**Provided records:**
== Segment start ==

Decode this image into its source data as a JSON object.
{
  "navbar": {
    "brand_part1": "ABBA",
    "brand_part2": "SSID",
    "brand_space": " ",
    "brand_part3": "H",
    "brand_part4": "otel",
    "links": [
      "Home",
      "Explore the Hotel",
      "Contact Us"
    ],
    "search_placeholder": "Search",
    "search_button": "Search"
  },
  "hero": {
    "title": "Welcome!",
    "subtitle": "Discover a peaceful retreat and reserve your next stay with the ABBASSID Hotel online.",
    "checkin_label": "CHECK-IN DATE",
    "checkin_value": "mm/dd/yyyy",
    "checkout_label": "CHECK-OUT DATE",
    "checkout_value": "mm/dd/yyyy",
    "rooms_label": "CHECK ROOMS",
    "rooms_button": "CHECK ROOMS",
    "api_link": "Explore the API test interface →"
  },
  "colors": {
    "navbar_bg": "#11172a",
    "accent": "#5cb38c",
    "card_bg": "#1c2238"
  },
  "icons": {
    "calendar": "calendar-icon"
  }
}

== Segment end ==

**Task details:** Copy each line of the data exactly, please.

**Response:**
Decode this image into its source data as a JSON object.
{
  "navbar": {
    "brand_part1": "ABBA",
    "brand_part2": "SSID",
    "brand_space": " ",
    "brand_part3": "H",
    "brand_part4": "otel",
    "links": [
      "Home",
      "Explore the Hotel",
      "Contact Us"
    ],
    "search_placeholder": "Search",
    "search_button": "Search"
  },
  "hero": {
    "title": "Welcome!",
    "subtitle": "Discover a peaceful retreat and reserve your next stay with the ABBASSID Hotel online.",
    "checkin_label": "CHECK-IN DATE",
    "checkin_value": "mm/dd/yyyy",
    "checkout_label": "CHECK-OUT DATE",
    "checkout_value": "mm/dd/yyyy",
    "rooms_label": "CHECK ROOMS",
    "rooms_button": "CHECK ROOMS",
    "api_link": "Explore the API test interface →"
  },
  "colors": {
    "navbar_bg": "#11172a",
    "accent": "#5cb38c",
    "card_bg": "#1c2238"
  },
  "icons": {
    "calendar": "calendar-icon"
  }
}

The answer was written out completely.